The numbers

Yet there's as well troubling news in the numbers. Spending on telecommunications services will rise just 1.4%, Gartner estimates, to $1.69 trillion. That's a big number, I realize, however investors are rightly focused on the growth rate. Slower spending in this sector has battered the shares of infrastructure suppliers just as Acme Packet and Riverbed Research .

Both stocks are down more than 40% year-to-date versus a 10% gain for the Nasdaq Composite. Acme Packet, in particular, preannounced but another revenues miss last week, as the company continues to work through problems selling to domestic carriers that supply the majority of its revenue.

Three things you can do right now We know to be careful investing in telecom. However how should investors react to increased spending on cloud services? I'd suggest betting on the top services in their respective niches, which aren't dependent on the goodwill of others in order to win business.

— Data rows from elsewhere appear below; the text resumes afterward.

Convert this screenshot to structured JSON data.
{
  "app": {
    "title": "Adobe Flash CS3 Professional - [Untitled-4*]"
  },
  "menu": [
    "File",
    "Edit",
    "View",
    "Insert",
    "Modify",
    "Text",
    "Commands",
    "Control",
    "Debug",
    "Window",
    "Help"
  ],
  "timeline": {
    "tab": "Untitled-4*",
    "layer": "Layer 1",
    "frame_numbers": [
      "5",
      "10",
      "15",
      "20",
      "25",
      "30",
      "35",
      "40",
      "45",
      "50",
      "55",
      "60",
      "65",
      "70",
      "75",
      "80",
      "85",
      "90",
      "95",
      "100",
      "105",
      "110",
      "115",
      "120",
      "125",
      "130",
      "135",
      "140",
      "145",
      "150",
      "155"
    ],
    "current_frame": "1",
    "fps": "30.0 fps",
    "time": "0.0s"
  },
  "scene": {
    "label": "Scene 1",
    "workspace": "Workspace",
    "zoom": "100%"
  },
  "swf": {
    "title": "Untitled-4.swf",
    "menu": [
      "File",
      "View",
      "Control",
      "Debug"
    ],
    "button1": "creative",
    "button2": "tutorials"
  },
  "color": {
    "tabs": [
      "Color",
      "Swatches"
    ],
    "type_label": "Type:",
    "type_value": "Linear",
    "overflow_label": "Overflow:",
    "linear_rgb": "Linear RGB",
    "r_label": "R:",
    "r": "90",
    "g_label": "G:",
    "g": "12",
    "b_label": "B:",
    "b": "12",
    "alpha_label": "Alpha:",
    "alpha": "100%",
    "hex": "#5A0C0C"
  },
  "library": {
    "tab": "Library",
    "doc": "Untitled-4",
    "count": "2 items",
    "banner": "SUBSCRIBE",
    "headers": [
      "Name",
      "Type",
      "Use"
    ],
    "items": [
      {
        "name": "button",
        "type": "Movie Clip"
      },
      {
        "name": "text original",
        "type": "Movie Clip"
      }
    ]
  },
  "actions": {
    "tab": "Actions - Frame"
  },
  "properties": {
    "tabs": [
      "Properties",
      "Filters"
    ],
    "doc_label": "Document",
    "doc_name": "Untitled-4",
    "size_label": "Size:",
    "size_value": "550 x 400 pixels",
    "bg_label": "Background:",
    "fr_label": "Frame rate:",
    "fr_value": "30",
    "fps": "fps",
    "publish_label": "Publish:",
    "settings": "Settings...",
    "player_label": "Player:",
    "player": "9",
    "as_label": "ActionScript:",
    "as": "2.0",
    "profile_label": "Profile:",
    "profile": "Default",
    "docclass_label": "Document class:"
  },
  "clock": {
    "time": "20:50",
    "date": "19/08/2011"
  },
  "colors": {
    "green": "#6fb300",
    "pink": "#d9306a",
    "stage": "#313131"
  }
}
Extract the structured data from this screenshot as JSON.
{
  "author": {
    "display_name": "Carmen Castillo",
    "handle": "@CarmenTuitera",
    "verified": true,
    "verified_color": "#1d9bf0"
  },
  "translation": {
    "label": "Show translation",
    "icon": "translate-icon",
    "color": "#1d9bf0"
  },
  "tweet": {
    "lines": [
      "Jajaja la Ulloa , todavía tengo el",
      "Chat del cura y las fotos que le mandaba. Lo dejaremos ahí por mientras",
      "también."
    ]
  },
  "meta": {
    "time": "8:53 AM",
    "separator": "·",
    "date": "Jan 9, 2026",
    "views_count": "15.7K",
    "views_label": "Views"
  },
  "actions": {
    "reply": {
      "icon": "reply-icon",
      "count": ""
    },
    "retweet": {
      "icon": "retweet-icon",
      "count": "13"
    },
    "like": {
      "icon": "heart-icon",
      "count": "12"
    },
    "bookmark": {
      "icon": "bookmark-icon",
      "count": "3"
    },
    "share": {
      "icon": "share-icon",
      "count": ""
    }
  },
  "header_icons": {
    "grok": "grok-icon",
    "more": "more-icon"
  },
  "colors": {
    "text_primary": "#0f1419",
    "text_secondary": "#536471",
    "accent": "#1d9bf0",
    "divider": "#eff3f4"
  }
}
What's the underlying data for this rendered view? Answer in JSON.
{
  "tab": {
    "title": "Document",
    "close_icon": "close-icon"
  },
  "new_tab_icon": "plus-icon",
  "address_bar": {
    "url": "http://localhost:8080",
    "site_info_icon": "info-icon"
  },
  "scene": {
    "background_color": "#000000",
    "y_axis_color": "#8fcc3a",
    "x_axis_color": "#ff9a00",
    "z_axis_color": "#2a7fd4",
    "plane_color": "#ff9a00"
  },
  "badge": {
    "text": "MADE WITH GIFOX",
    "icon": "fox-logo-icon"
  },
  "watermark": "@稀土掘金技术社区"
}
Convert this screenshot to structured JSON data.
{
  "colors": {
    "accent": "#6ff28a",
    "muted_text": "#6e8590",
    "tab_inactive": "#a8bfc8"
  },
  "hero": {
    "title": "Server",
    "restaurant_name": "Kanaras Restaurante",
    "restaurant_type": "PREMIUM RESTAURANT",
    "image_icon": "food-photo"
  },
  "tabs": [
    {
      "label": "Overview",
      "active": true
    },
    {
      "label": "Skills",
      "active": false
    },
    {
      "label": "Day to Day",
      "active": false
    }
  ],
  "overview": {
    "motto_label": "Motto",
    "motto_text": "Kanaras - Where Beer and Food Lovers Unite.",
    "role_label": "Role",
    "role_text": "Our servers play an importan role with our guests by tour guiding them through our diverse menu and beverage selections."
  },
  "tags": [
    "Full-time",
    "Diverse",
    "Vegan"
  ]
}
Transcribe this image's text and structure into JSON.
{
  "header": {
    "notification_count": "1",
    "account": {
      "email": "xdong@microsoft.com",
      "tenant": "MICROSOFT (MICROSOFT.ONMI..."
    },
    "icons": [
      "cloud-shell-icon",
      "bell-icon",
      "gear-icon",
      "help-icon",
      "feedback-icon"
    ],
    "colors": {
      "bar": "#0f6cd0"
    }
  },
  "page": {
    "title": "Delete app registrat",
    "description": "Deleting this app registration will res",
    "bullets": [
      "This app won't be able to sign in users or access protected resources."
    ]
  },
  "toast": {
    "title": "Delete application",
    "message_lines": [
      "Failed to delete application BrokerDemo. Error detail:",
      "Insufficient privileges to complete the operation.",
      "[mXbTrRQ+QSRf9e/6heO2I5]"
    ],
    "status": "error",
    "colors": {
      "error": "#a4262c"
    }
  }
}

Here are three I like right now:

Cloudy with a chance of billions It's no secret that Fool co-founder David Gardner was an early believer in the cloud computing movement. Thousands of Motley Fool Rule Breakers members have profited as a result. Want his then and there Big Idea? Click here for a 30-day free trial subscription to Rule Breakers. 

More information: Dailyfinance